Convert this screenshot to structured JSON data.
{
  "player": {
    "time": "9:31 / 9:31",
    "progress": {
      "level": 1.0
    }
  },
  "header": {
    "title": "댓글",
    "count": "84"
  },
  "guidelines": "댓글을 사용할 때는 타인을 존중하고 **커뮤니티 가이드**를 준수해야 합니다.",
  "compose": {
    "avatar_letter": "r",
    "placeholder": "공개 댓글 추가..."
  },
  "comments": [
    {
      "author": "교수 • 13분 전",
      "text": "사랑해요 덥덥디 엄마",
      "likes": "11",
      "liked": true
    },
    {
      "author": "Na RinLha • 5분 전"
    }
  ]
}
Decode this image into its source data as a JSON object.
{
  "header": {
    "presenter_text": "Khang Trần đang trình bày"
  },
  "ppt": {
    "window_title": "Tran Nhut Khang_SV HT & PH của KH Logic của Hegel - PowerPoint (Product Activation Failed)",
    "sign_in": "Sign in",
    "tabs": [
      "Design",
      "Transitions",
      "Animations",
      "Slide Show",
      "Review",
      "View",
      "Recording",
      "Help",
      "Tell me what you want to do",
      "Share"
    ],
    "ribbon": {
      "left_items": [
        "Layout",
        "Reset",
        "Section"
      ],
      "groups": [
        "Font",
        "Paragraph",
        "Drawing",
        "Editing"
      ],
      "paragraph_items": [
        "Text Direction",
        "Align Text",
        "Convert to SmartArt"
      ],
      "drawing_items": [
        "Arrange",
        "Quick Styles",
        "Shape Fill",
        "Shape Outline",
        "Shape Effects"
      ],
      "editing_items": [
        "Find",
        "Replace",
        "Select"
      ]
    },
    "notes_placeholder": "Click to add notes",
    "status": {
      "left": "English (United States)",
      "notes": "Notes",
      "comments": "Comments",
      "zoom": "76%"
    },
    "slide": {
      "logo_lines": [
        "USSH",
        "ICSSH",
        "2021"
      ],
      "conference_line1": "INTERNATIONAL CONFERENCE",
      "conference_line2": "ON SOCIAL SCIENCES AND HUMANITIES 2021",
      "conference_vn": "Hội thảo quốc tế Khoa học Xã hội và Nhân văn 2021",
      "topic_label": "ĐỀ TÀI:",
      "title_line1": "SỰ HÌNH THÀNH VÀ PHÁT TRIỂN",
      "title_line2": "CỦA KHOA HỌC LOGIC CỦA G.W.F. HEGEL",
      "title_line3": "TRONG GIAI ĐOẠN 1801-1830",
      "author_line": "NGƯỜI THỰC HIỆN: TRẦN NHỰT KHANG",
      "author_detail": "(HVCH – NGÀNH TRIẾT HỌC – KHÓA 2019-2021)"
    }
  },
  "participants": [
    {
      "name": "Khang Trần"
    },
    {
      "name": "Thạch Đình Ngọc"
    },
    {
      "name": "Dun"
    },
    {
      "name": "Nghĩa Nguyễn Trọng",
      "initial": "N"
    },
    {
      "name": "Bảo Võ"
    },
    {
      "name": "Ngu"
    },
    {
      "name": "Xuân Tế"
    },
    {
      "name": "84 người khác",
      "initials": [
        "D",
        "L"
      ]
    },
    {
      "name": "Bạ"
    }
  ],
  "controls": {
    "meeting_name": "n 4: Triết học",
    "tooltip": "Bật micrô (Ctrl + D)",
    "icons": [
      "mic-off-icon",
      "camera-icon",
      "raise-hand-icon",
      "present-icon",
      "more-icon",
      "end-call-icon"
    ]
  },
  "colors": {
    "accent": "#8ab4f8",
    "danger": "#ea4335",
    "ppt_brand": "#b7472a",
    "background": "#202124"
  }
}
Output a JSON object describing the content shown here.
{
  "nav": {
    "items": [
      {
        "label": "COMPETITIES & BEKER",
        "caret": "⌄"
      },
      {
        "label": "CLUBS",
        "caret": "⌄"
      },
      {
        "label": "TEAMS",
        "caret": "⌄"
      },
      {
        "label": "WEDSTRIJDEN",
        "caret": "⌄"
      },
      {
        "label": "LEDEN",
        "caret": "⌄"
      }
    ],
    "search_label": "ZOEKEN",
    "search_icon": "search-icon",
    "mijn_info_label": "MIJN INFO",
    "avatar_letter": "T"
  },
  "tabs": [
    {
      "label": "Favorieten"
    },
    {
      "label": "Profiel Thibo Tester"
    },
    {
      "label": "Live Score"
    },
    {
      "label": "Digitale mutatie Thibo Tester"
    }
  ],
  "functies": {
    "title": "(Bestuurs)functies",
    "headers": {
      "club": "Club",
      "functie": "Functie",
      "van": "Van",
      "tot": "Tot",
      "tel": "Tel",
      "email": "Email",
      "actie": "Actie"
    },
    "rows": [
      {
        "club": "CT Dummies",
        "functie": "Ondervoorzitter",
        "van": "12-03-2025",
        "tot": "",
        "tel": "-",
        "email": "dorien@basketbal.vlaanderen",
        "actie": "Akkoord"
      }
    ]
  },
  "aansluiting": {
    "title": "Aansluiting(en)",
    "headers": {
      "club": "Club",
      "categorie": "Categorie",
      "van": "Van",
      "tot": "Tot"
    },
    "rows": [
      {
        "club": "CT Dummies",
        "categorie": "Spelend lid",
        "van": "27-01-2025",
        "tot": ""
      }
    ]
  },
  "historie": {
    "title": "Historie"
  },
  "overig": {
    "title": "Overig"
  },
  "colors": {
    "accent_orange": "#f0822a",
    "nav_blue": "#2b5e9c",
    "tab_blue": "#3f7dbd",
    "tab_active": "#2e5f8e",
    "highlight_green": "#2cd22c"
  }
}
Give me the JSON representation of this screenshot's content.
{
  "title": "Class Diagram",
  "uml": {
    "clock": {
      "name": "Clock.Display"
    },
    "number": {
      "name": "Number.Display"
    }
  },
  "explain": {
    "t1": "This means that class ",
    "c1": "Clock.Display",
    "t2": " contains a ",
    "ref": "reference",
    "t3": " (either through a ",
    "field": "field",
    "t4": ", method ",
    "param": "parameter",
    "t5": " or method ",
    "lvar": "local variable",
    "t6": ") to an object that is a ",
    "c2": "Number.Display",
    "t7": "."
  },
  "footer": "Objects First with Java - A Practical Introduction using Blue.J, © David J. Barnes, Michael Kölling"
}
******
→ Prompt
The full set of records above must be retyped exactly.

→ Response for this exercise
Convert this screenshot to structured JSON data.
{
  "player": {
    "time": "9:31 / 9:31",
    "progress": {
      "level": 1.0
    }
  },
  "header": {
    "title": "댓글",
    "count": "84"
  },
  "guidelines": "댓글을 사용할 때는 타인을 존중하고 **커뮤니티 가이드**를 준수해야 합니다.",
  "compose": {
    "avatar_letter": "r",
    "placeholder": "공개 댓글 추가..."
  },
  "comments": [
    {
      "author": "교수 • 13분 전",
      "text": "사랑해요 덥덥디 엄마",
      "likes": "11",
      "liked": true
    },
    {
      "author": "Na RinLha • 5분 전"
    }
  ]
}
Decode this image into its source data as a JSON object.
{
  "header": {
    "presenter_text": "Khang Trần đang trình bày"
  },
  "ppt": {
    "window_title": "Tran Nhut Khang_SV HT & PH của KH Logic của Hegel - PowerPoint (Product Activation Failed)",
    "sign_in": "Sign in",
    "tabs": [
      "Design",
      "Transitions",
      "Animations",
      "Slide Show",
      "Review",
      "View",
      "Recording",
      "Help",
      "Tell me what you want to do",
      "Share"
    ],
    "ribbon": {
      "left_items": [
        "Layout",
        "Reset",
        "Section"
      ],
      "groups": [
        "Font",
        "Paragraph",
        "Drawing",
        "Editing"
      ],
      "paragraph_items": [
        "Text Direction",
        "Align Text",
        "Convert to SmartArt"
      ],
      "drawing_items": [
        "Arrange",
        "Quick Styles",
        "Shape Fill",
        "Shape Outline",
        "Shape Effects"
      ],
      "editing_items": [
        "Find",
        "Replace",
        "Select"
      ]
    },
    "notes_placeholder": "Click to add notes",
    "status": {
      "left": "English (United States)",
      "notes": "Notes",
      "comments": "Comments",
      "zoom": "76%"
    },
    "slide": {
      "logo_lines": [
        "USSH",
        "ICSSH",
        "2021"
      ],
      "conference_line1": "INTERNATIONAL CONFERENCE",
      "conference_line2": "ON SOCIAL SCIENCES AND HUMANITIES 2021",
      "conference_vn": "Hội thảo quốc tế Khoa học Xã hội và Nhân văn 2021",
      "topic_label": "ĐỀ TÀI:",
      "title_line1": "SỰ HÌNH THÀNH VÀ PHÁT TRIỂN",
      "title_line2": "CỦA KHOA HỌC LOGIC CỦA G.W.F. HEGEL",
      "title_line3": "TRONG GIAI ĐOẠN 1801-1830",
      "author_line": "NGƯỜI THỰC HIỆN: TRẦN NHỰT KHANG",
      "author_detail": "(HVCH – NGÀNH TRIẾT HỌC – KHÓA 2019-2021)"
    }
  },
  "participants": [
    {
      "name": "Khang Trần"
    },
    {
      "name": "Thạch Đình Ngọc"
    },
    {
      "name": "Dun"
    },
    {
      "name": "Nghĩa Nguyễn Trọng",
      "initial": "N"
    },
    {
      "name": "Bảo Võ"
    },
    {
      "name": "Ngu"
    },
    {
      "name": "Xuân Tế"
    },
    {
      "name": "84 người khác",
      "initials": [
        "D",
        "L"
      ]
    },
    {
      "name": "Bạ"
    }
  ],
  "controls": {
    "meeting_name": "n 4: Triết học",
    "tooltip": "Bật micrô (Ctrl + D)",
    "icons": [
      "mic-off-icon",
      "camera-icon",
      "raise-hand-icon",
      "present-icon",
      "more-icon",
      "end-call-icon"
    ]
  },
  "colors": {
    "accent": "#8ab4f8",
    "danger": "#ea4335",
    "ppt_brand": "#b7472a",
    "background": "#202124"
  }
}
Output a JSON object describing the content shown here.
{
  "nav": {
    "items": [
      {
        "label": "COMPETITIES & BEKER",
        "caret": "⌄"
      },
      {
        "label": "CLUBS",
        "caret": "⌄"
      },
      {
        "label": "TEAMS",
        "caret": "⌄"
      },
      {
        "label": "WEDSTRIJDEN",
        "caret": "⌄"
      },
      {
        "label": "LEDEN",
        "caret": "⌄"
      }
    ],
    "search_label": "ZOEKEN",
    "search_icon": "search-icon",
    "mijn_info_label": "MIJN INFO",
    "avatar_letter": "T"
  },
  "tabs": [
    {
      "label": "Favorieten"
    },
    {
      "label": "Profiel Thibo Tester"
    },
    {
      "label": "Live Score"
    },
    {
      "label": "Digitale mutatie Thibo Tester"
    }
  ],
  "functies": {
    "title": "(Bestuurs)functies",
    "headers": {
      "club": "Club",
      "functie": "Functie",
      "van": "Van",
      "tot": "Tot",
      "tel": "Tel",
      "email": "Email",
      "actie": "Actie"
    },
    "rows": [
      {
        "club": "CT Dummies",
        "functie": "Ondervoorzitter",
        "van": "12-03-2025",
        "tot": "",
        "tel": "-",
        "email": "dorien@basketbal.vlaanderen",
        "actie": "Akkoord"
      }
    ]
  },
  "aansluiting": {
    "title": "Aansluiting(en)",
    "headers": {
      "club": "Club",
      "categorie": "Categorie",
      "van": "Van",
      "tot": "Tot"
    },
    "rows": [
      {
        "club": "CT Dummies",
        "categorie": "Spelend lid",
        "van": "27-01-2025",
        "tot": ""
      }
    ]
  },
  "historie": {
    "title": "Historie"
  },
  "overig": {
    "title": "Overig"
  },
  "colors": {
    "accent_orange": "#f0822a",
    "nav_blue": "#2b5e9c",
    "tab_blue": "#3f7dbd",
    "tab_active": "#2e5f8e",
    "highlight_green": "#2cd22c"
  }
}
Give me the JSON representation of this screenshot's content.
{
  "title": "Class Diagram",
  "uml": {
    "clock": {
      "name": "Clock.Display"
    },
    "number": {
      "name": "Number.Display"
    }
  },
  "explain": {
    "t1": "This means that class ",
    "c1": "Clock.Display",
    "t2": " contains a ",
    "ref": "reference",
    "t3": " (either through a ",
    "field": "field",
    "t4": ", method ",
    "param": "parameter",
    "t5": " or method ",
    "lvar": "local variable",
    "t6": ") to an object that is a ",
    "c2": "Number.Display",
    "t7": "."
  },
  "footer": "Objects First with Java - A Practical Introduction using Blue.J, © David J. Barnes, Michael Kölling"
}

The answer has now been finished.